* **WORK INSTRUCTIONS**
The pictures must be left out, while the rest of the data is copied exactly.
SUPPLIED INFORMATION START
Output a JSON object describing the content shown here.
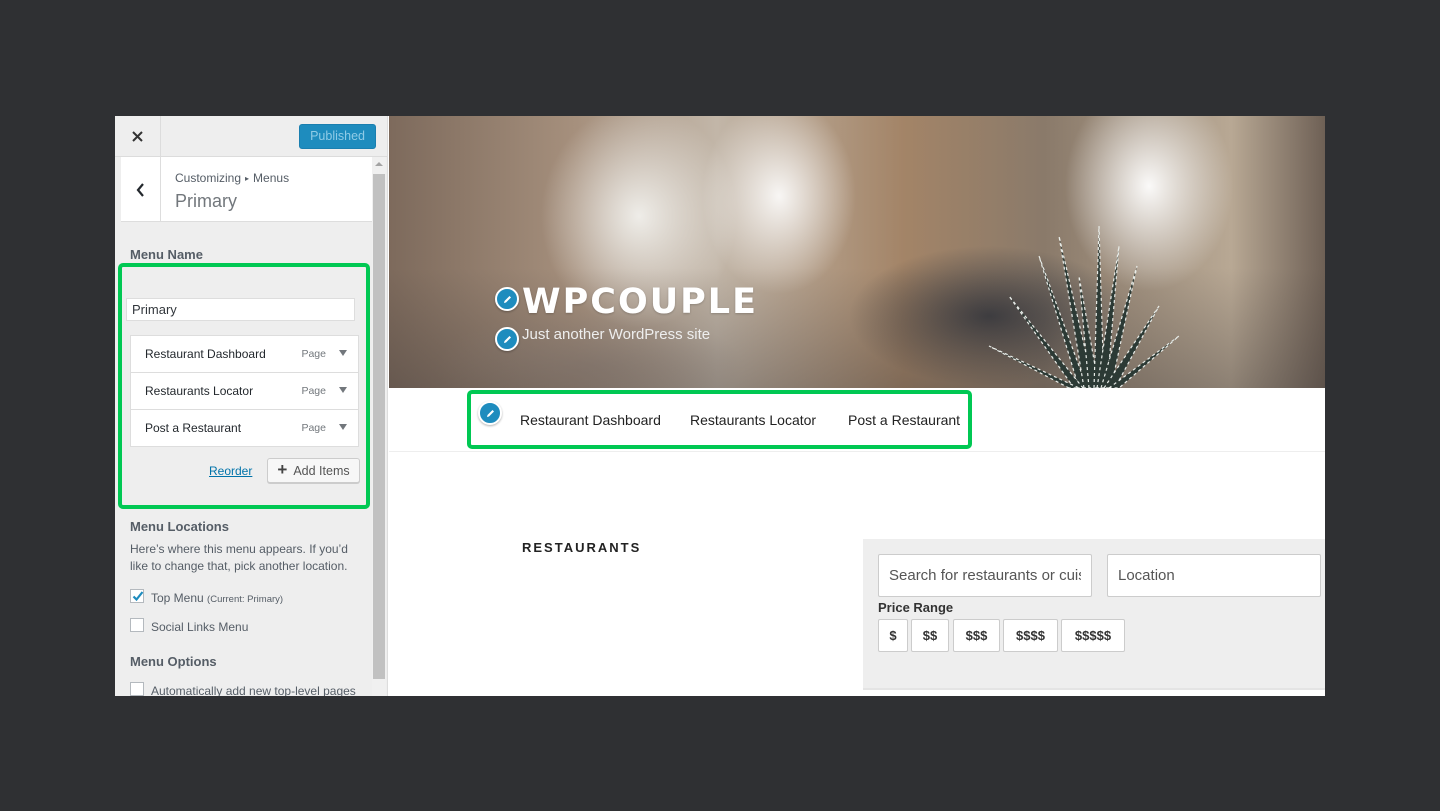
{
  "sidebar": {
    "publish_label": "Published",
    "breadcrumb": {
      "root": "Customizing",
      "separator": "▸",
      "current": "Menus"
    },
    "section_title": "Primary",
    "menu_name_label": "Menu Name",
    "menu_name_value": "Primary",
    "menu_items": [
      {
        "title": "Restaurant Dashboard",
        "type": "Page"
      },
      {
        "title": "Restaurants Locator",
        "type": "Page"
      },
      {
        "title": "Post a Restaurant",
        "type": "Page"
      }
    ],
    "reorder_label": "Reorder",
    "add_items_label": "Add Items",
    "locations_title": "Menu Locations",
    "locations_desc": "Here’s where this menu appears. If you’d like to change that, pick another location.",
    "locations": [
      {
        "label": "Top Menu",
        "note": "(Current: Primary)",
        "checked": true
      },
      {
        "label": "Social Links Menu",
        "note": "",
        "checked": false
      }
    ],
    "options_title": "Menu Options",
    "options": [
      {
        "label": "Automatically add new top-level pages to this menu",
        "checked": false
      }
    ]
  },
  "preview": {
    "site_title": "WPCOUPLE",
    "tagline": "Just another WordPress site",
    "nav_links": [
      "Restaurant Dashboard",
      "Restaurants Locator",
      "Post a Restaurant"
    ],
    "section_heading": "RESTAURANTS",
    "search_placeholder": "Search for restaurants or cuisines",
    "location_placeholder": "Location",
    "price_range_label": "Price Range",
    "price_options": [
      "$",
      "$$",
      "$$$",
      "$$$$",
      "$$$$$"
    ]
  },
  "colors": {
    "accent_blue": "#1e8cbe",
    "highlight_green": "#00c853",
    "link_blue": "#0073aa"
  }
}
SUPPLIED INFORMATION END
* **ANSWER SPACE**
Output a JSON object describing the content shown here.
{
  "sidebar": {
    "publish_label": "Published",
    "breadcrumb": {
      "root": "Customizing",
      "separator": "▸",
      "current": "Menus"
    },
    "section_title": "Primary",
    "menu_name_label": "Menu Name",
    "menu_name_value": "Primary",
    "menu_items": [
      {
        "title": "Restaurant Dashboard",
        "type": "Page"
      },
      {
        "title": "Restaurants Locator",
        "type": "Page"
      },
      {
        "title": "Post a Restaurant",
        "type": "Page"
      }
    ],
    "reorder_label": "Reorder",
    "add_items_label": "Add Items",
    "locations_title": "Menu Locations",
    "locations_desc": "Here’s where this menu appears. If you’d like to change that, pick another location.",
    "locations": [
      {
        "label": "Top Menu",
        "note": "(Current: Primary)",
        "checked": true
      },
      {
        "label": "Social Links Menu",
        "note": "",
        "checked": false
      }
    ],
    "options_title": "Menu Options",
    "options": [
      {
        "label": "Automatically add new top-level pages to this menu",
        "checked": false
      }
    ]
  },
  "preview": {
    "site_title": "WPCOUPLE",
    "tagline": "Just another WordPress site",
    "nav_links": [
      "Restaurant Dashboard",
      "Restaurants Locator",
      "Post a Restaurant"
    ],
    "section_heading": "RESTAURANTS",
    "search_placeholder": "Search for restaurants or cuisines",
    "location_placeholder": "Location",
    "price_range_label": "Price Range",
    "price_options": [
      "$",
      "$$",
      "$$$",
      "$$$$",
      "$$$$$"
    ]
  },
  "colors": {
    "accent_blue": "#1e8cbe",
    "highlight_green": "#00c853",
    "link_blue": "#0073aa"
  }
}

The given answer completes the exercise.